# [Aim of the task]
Calculate how many lines in the following records hold the word "icon", and report that number without comment.

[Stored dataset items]

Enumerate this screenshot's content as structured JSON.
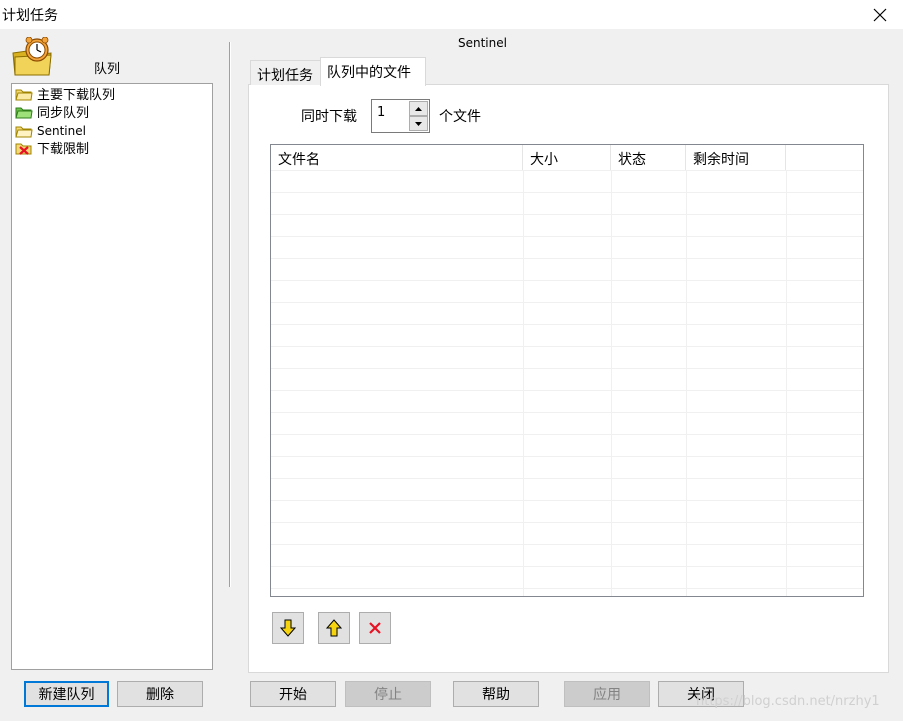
{
  "window": {
    "title": "计划任务",
    "close_icon": "close-icon"
  },
  "left": {
    "queue_label": "队列",
    "items": [
      {
        "label": "主要下载队列",
        "icon": "folder-yellow-icon"
      },
      {
        "label": "同步队列",
        "icon": "folder-green-icon"
      },
      {
        "label": "Sentinel",
        "icon": "folder-yellow-icon"
      },
      {
        "label": "下载限制",
        "icon": "folder-blocked-icon"
      }
    ],
    "buttons": {
      "new_queue": "新建队列",
      "delete": "删除"
    }
  },
  "main": {
    "header_title": "Sentinel",
    "tabs": [
      {
        "label": "计划任务",
        "active": false
      },
      {
        "label": "队列中的文件",
        "active": true
      }
    ],
    "concurrent": {
      "prefix": "同时下载",
      "value": "1",
      "suffix": "个文件"
    },
    "table": {
      "columns": [
        "文件名",
        "大小",
        "状态",
        "剩余时间"
      ],
      "rows": []
    },
    "toolbar": {
      "move_down_icon": "arrow-down-icon",
      "move_up_icon": "arrow-up-icon",
      "remove_icon": "delete-x-icon"
    }
  },
  "footer": {
    "start": "开始",
    "stop": "停止",
    "help": "帮助",
    "apply": "应用",
    "close": "关闭"
  },
  "watermark": "https://blog.csdn.net/nrzhy1",
  "colors": {
    "accent": "#0078d7",
    "disabled_text": "#838383",
    "error_red": "#e81123",
    "arrow_yellow": "#f5d30f"
  }
}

# [Worked solution]
8